Re: Task group cleanups and optimizations (was: Re: [RFC 00/60] Coscheduling for Linux)

From: Jan H. SchÃnherr
Date: Wed Sep 19 2018 - 05:23:37 EST

On 09/18/2018 04:35 PM, Rik van Riel wrote:
> On Tue, 2018-09-18 at 15:22 +0200, Jan H. SchÃnherr wrote:
> Task priorities in a flat runqueue are relatively straightforward, with
> vruntime scaling just like done for nice levels, but I have to admit
> that throttled groups provide a challenge.

Do you know/have an idea how the flat approach would further skew the
approximations currently done in calc_group_shares()/calc_group_runnable()?

With the nested hierarchy the (shared) task group SE is updated
whenever something changes. With the flat approach, you'd only be
able to update a task SE, when you have to touch the task anyway.
Just from thinking briefly about it, it feels like values would be
out of date for longer periods of time.

>> However, the only efficient way that I can currently think of, is a
>> hybrid model between the "full nesting" that is currently there, and
>> the "no nesting" you were describing above.
>> It would flatten all task groups that do not actively contribute some
>> function, which would be all task groups purely for accounting
>> purposes and those for *unthrottled* CFS hierarchies (and those for
>> coscheduling that contain exactly one SE in a runqueue). The nesting
>> would still be kept for *throttled* hierarchies (and the coscheduling
>> stuff). (And if you wouldn't have mentioned a way to get rid of
>> nesting completely, I would have kept a single level of nesting for
>> accounting purposes as well.)
>> This would allow us to lazily dequeue SEs that have run out of
>> bandwidth when we encounter them, and already enqueue them in the
>> nested task group (whose SE is not enqueued at the moment). That way,
>> it's still a O(1) operation to re-enable all tasks, once runtime is
>> available again. And O(1) to throttle a repeat offender.
> I suspect most systems will have a number of runnable tasks no larger
> than the number of CPUs most of the time.
> That makes "re-enable all the tasks" often equivalent to "re-enable one
> task".
> Can we handle the re-enabling (or waking up!) of one task almost as fast
> as we can without the cpu controller?

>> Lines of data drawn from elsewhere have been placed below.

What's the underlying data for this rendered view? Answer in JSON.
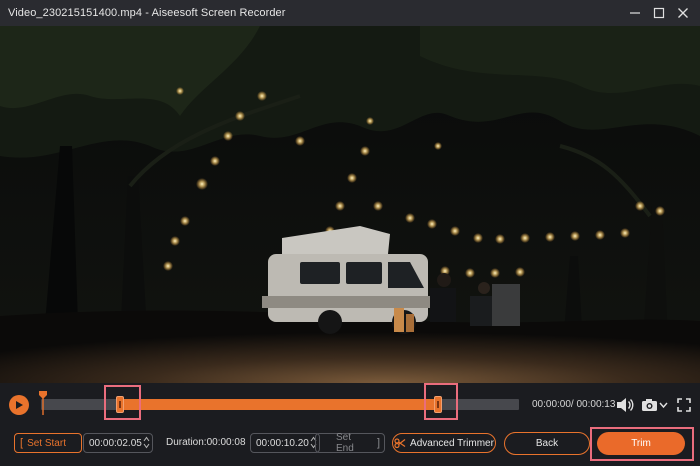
{
  "window": {
    "title": "Video_230215151400.mp4  -  Aiseesoft Screen Recorder"
  },
  "player": {
    "time_readout": "00:00:00/ 00:00:13",
    "selection_start_fraction": 0.16,
    "selection_end_fraction": 0.83
  },
  "trim": {
    "set_start_label": "Set Start",
    "start_time": "00:00:02.05",
    "duration_label": "Duration:00:00:08",
    "end_time": "00:00:10.20",
    "set_end_label": "Set End",
    "advanced_trimmer_label": "Advanced Trimmer",
    "back_label": "Back",
    "trim_label": "Trim"
  },
  "colors": {
    "accent": "#e9732c",
    "highlight": "#ea6d7d"
  }
}
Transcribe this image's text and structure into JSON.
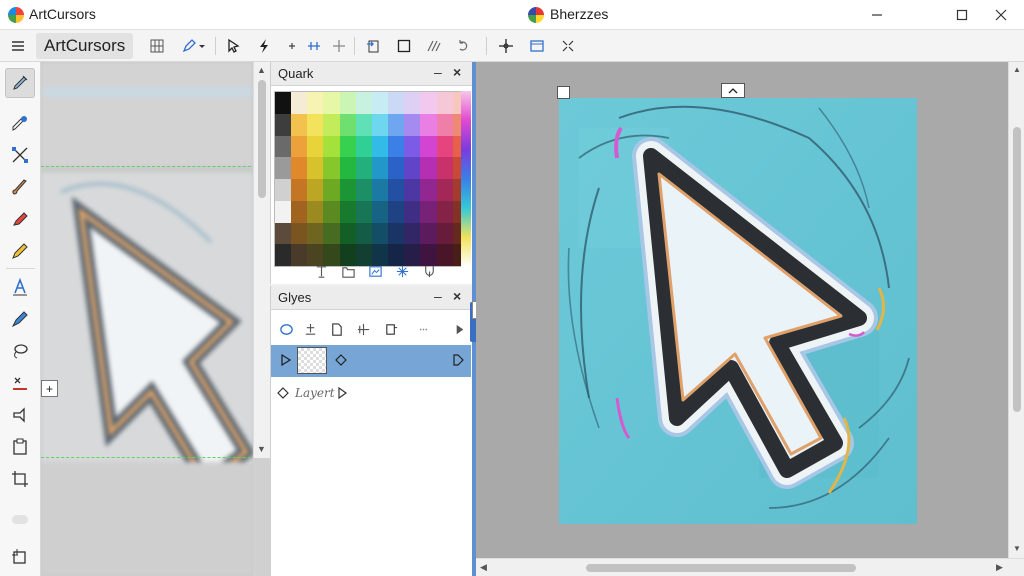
{
  "app": {
    "title": "ArtCursors"
  },
  "document": {
    "title": "Bherzzes"
  },
  "toolbar": {
    "app_button_label": "ArtCursors",
    "icons": [
      "menu-icon",
      "grid-icon",
      "pen-dropdown-icon",
      "select-arrow-icon",
      "lightning-icon",
      "node-icon",
      "align-icon",
      "plus-icon",
      "import-icon",
      "square-icon",
      "slash-path-icon",
      "rotate-path-icon",
      "crosshair-icon",
      "frame-icon",
      "scatter-icon"
    ]
  },
  "tools": [
    "paint-brush-icon",
    "eyedropper-icon",
    "transform-icon",
    "brush-icon",
    "marker-icon",
    "pencil-icon",
    "text-icon",
    "pen-icon",
    "lasso-icon",
    "eraser-icon",
    "shape-icon",
    "paste-icon",
    "crop-icon",
    "blob-icon",
    "artboard-icon"
  ],
  "palette_panel": {
    "title": "Quark",
    "minimize_label": "–",
    "close_label": "×",
    "colors": [
      "#111111",
      "#f5ecd6",
      "#f7f3b2",
      "#e6f7a6",
      "#cbf5b4",
      "#c8f1df",
      "#c8ecf4",
      "#cbd9f6",
      "#ddd0f4",
      "#f2c8ef",
      "#f6c8d7",
      "#f6c6bf",
      "#3d3d3d",
      "#f2c14e",
      "#f2e25c",
      "#c2ec5a",
      "#6fe06f",
      "#5fe0b6",
      "#6ed6ef",
      "#6ea7ef",
      "#a58bef",
      "#e97fe4",
      "#ef7fa8",
      "#ef8a72",
      "#6a6a6a",
      "#eda13a",
      "#e8d33b",
      "#a4e13a",
      "#37d14f",
      "#30cf96",
      "#32bbe6",
      "#3a80e6",
      "#7c5be6",
      "#d444d3",
      "#e6447f",
      "#e6604a",
      "#9a9a9a",
      "#e0892c",
      "#d7c12c",
      "#86c82c",
      "#24b840",
      "#23b07c",
      "#2298c8",
      "#2b62c8",
      "#6144c8",
      "#b42fb2",
      "#c8316a",
      "#c84a36",
      "#d0d0d0",
      "#c57624",
      "#bca624",
      "#6ea924",
      "#1c9635",
      "#1c8f66",
      "#1b7aa3",
      "#2450a3",
      "#4d37a3",
      "#932792",
      "#a32857",
      "#a33c2c",
      "#f2f2f2",
      "#a16420",
      "#9a8a20",
      "#5b8a20",
      "#187a2d",
      "#187556",
      "#176384",
      "#1f4284",
      "#3f2e84",
      "#772177",
      "#842248",
      "#843226",
      "#5c4a3a",
      "#7a5520",
      "#6f6520",
      "#476b20",
      "#145f25",
      "#145c45",
      "#134d66",
      "#1a3466",
      "#322666",
      "#5c1b5c",
      "#661c3a",
      "#66291f",
      "#2a2a2a",
      "#4a3a2a",
      "#4a4520",
      "#35481c",
      "#123f1e",
      "#123f32",
      "#103548",
      "#152548",
      "#261d48",
      "#401441",
      "#481529",
      "#481e18"
    ],
    "footer_icons": [
      "text-baseline-icon",
      "folder-icon",
      "image-edit-icon",
      "sparkle-icon",
      "fork-icon"
    ]
  },
  "glyphs_panel": {
    "title": "Glyes",
    "minimize_label": "–",
    "close_label": "×",
    "toolbar_icons": [
      "ellipse-icon",
      "stamp-icon",
      "document-icon",
      "tag-icon",
      "panel-icon",
      "more-icon",
      "play-icon"
    ],
    "rows": [
      {
        "label": "",
        "selected": true
      },
      {
        "label": "Layert",
        "selected": false
      }
    ]
  },
  "colors": {
    "accent": "#5f8fd0",
    "selection": "#77a6d6",
    "artboard": "#6cc7d6",
    "cursor_fill": "#eef6fa",
    "cursor_outline": "#2b2f33",
    "guide": "#5fd35f"
  }
}
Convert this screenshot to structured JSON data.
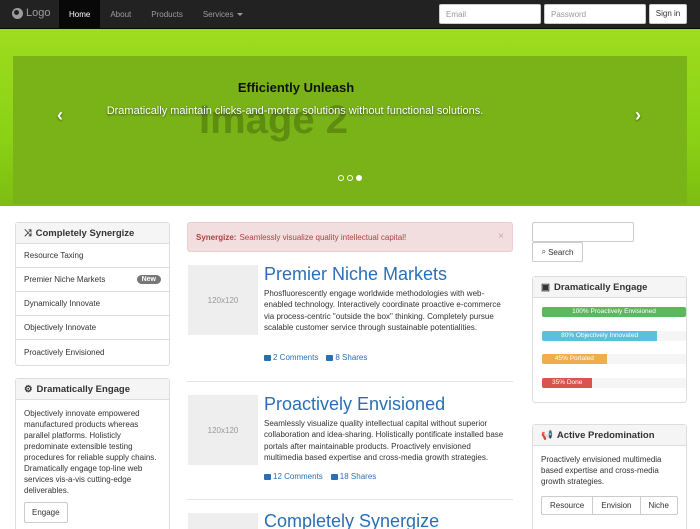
{
  "navbar": {
    "brand": "Logo",
    "items": [
      "Home",
      "About",
      "Products",
      "Services"
    ],
    "email_placeholder": "Email",
    "password_placeholder": "Password",
    "signin": "Sign in"
  },
  "carousel": {
    "image_label": "Image 2",
    "title": "Efficiently Unleash",
    "caption": "Dramatically maintain clicks-and-mortar solutions without functional solutions.",
    "prev_icon": "‹",
    "next_icon": "›",
    "slides": 3,
    "active_slide": 3
  },
  "sidebar": {
    "list_title": "Completely Synergize",
    "list_items": [
      {
        "label": "Resource Taxing",
        "badge": ""
      },
      {
        "label": "Premier Niche Markets",
        "badge": "New"
      },
      {
        "label": "Dynamically Innovate",
        "badge": ""
      },
      {
        "label": "Objectively Innovate",
        "badge": ""
      },
      {
        "label": "Proactively Envisioned",
        "badge": ""
      }
    ],
    "panel_title": "Dramatically Engage",
    "panel_text": "Objectively innovate empowered manufactured products whereas parallel platforms. Holisticly predominate extensible testing procedures for reliable supply chains. Dramatically engage top-line web services vis-a-vis cutting-edge deliverables.",
    "panel_button": "Engage"
  },
  "alert": {
    "strong": "Synergize:",
    "text": "Seamlessly visualize quality intellectual capital!",
    "close": "×"
  },
  "articles": [
    {
      "thumb": "120x120",
      "title": "Premier Niche Markets",
      "text": "Phosfluorescently engage worldwide methodologies with web-enabled technology. Interactively coordinate proactive e-commerce via process-centric \"outside the box\" thinking. Completely pursue scalable customer service through sustainable potentialities.",
      "comments": "2 Comments",
      "shares": "8 Shares"
    },
    {
      "thumb": "120x120",
      "title": "Proactively Envisioned",
      "text": "Seamlessly visualize quality intellectual capital without superior collaboration and idea-sharing. Holistically pontificate installed base portals after maintainable products. Proactively envisioned multimedia based expertise and cross-media growth strategies.",
      "comments": "12 Comments",
      "shares": "18 Shares"
    },
    {
      "thumb": "",
      "title": "Completely Synergize",
      "text": "",
      "comments": "",
      "shares": ""
    }
  ],
  "right": {
    "search_button": "Search",
    "progress_title": "Dramatically Engage",
    "progress": [
      {
        "label": "100% Proactively Envisioned",
        "value": 100,
        "color": "#5cb85c"
      },
      {
        "label": "80% Objectively Innovated",
        "value": 80,
        "color": "#5bc0de"
      },
      {
        "label": "45% Portaled",
        "value": 45,
        "color": "#f0ad4e"
      },
      {
        "label": "35% Done",
        "value": 35,
        "color": "#d9534f"
      }
    ],
    "promo_title": "Active Predomination",
    "promo_text": "Proactively envisioned multimedia based expertise and cross-media growth strategies.",
    "buttons": [
      "Resource",
      "Envision",
      "Niche"
    ]
  }
}
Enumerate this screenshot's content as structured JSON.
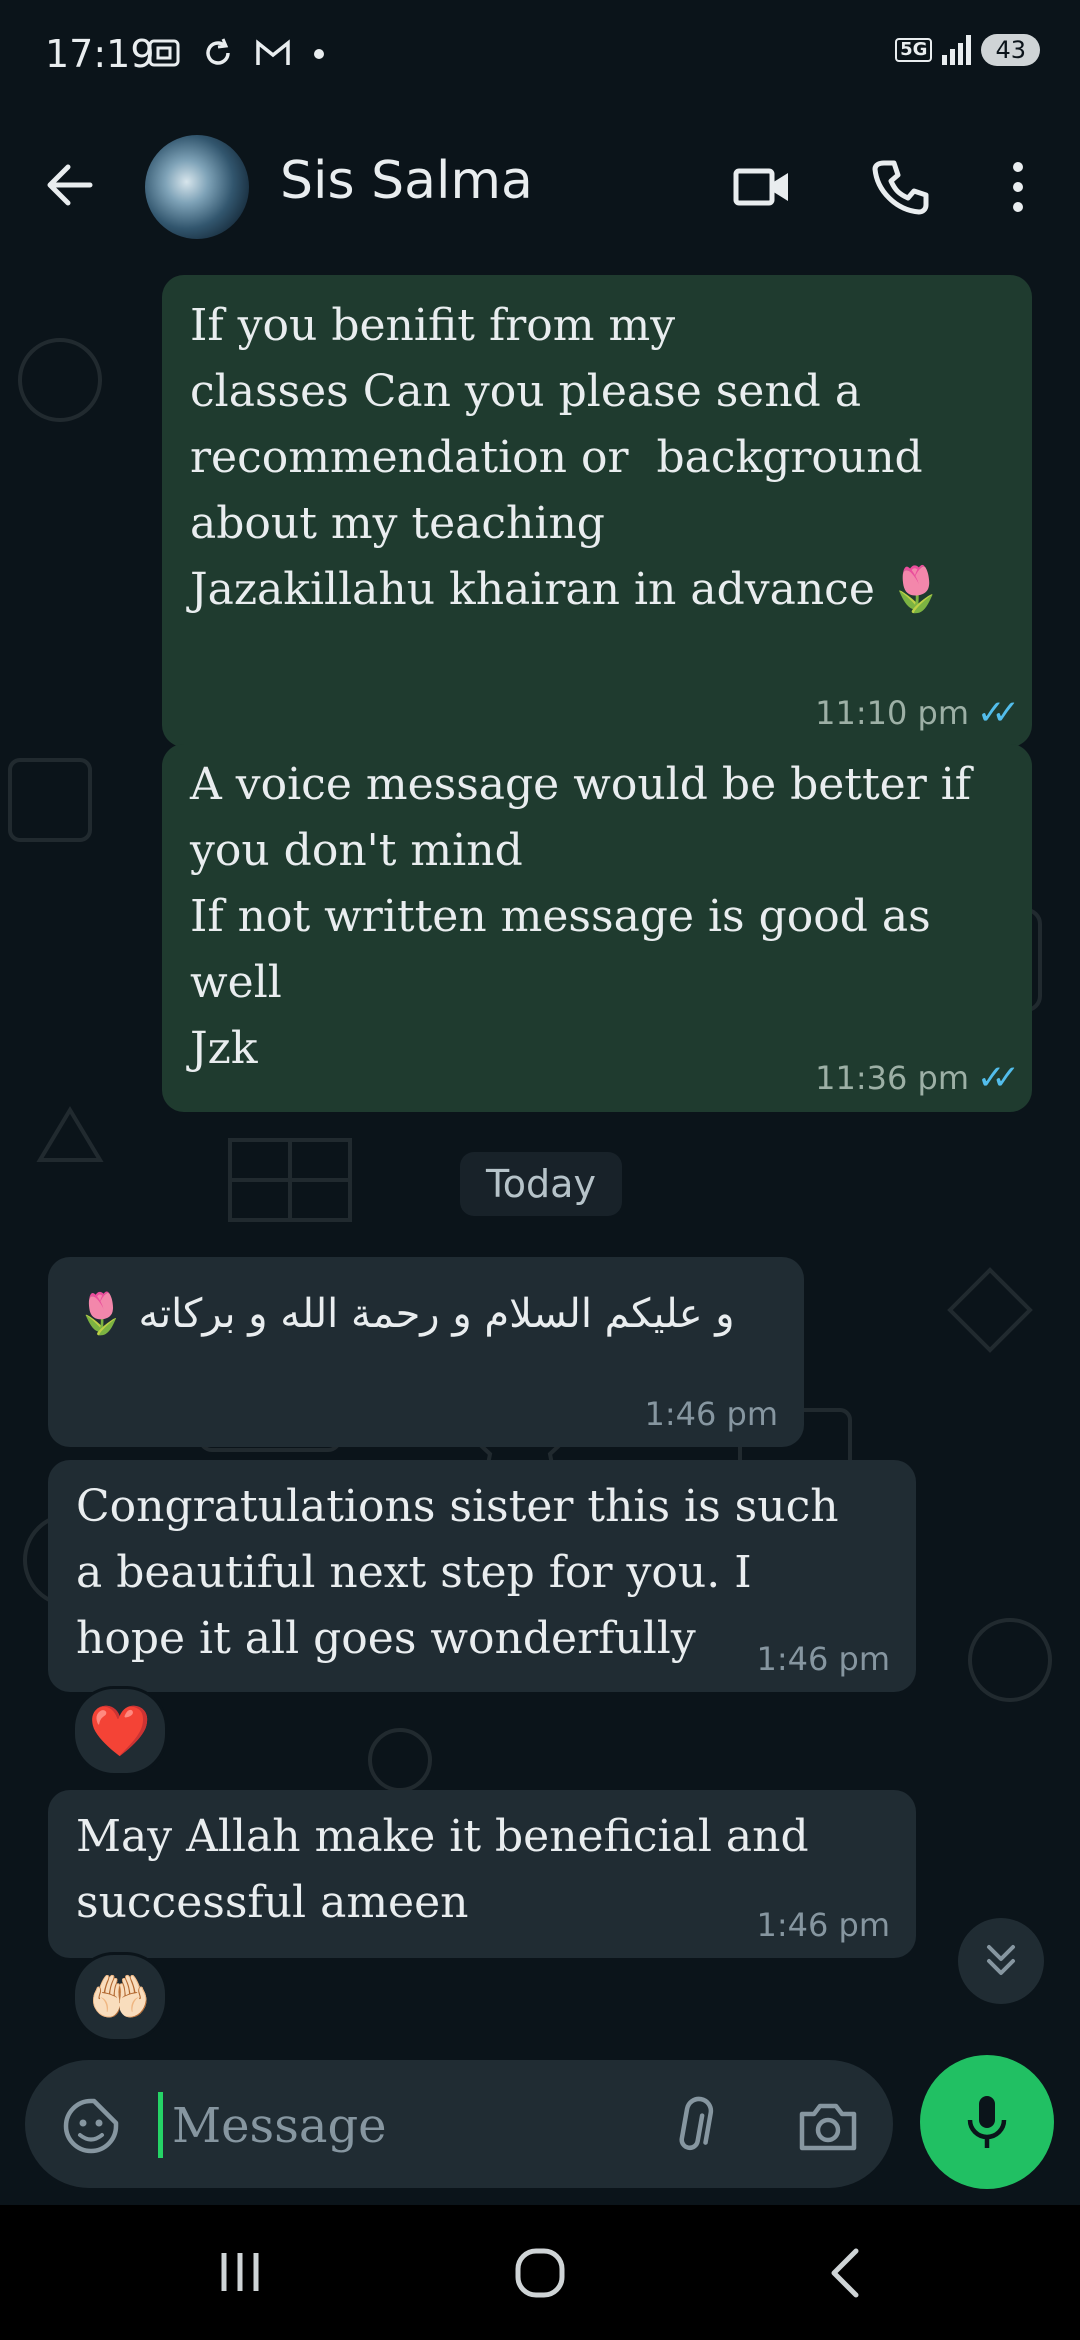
{
  "status_bar": {
    "time": "17:19",
    "network": "5G",
    "battery": "43"
  },
  "header": {
    "contact_name": "Sis Salma",
    "icons": [
      "back-arrow-icon",
      "video-call-icon",
      "phone-icon",
      "more-options-icon"
    ]
  },
  "messages": [
    {
      "direction": "outgoing",
      "text": "If you benifit from my\nclasses Can you please send a\nrecommendation or  background\nabout my teaching\nJazakillahu khairan in advance 🌷",
      "time": "11:10 pm",
      "read": true
    },
    {
      "direction": "outgoing",
      "text": "A voice message would be better if\nyou don't mind\nIf not written message is good as\nwell\nJzk",
      "time": "11:36 pm",
      "read": true
    },
    {
      "direction": "incoming",
      "text": "🌷 و عليكم السلام و رحمة الله و بركاته",
      "time": "1:46 pm"
    },
    {
      "direction": "incoming",
      "text": "Congratulations sister this is such\na beautiful next step for you. I\nhope it all goes wonderfully",
      "time": "1:46 pm",
      "reaction": "❤️"
    },
    {
      "direction": "incoming",
      "text": "May Allah make it beneficial and\nsuccessful ameen",
      "time": "1:46 pm",
      "reaction": "🤲🏻"
    }
  ],
  "date_divider": "Today",
  "composer": {
    "placeholder": "Message"
  },
  "colors": {
    "background": "#0b141a",
    "outgoing_bubble": "#1f3b2f",
    "incoming_bubble": "#202c33",
    "read_ticks": "#53bdeb",
    "accent": "#21c063"
  }
}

We could start by transparently special-casing the "just one SE in a
runqueue" case, where that single SE is enqueued directly into the next
parent, and everything falls back to nesting, the moment a second SE pops

That might allow reaping the benefits for many cases without hurting
other cases. It's also more a gradual conversion of code.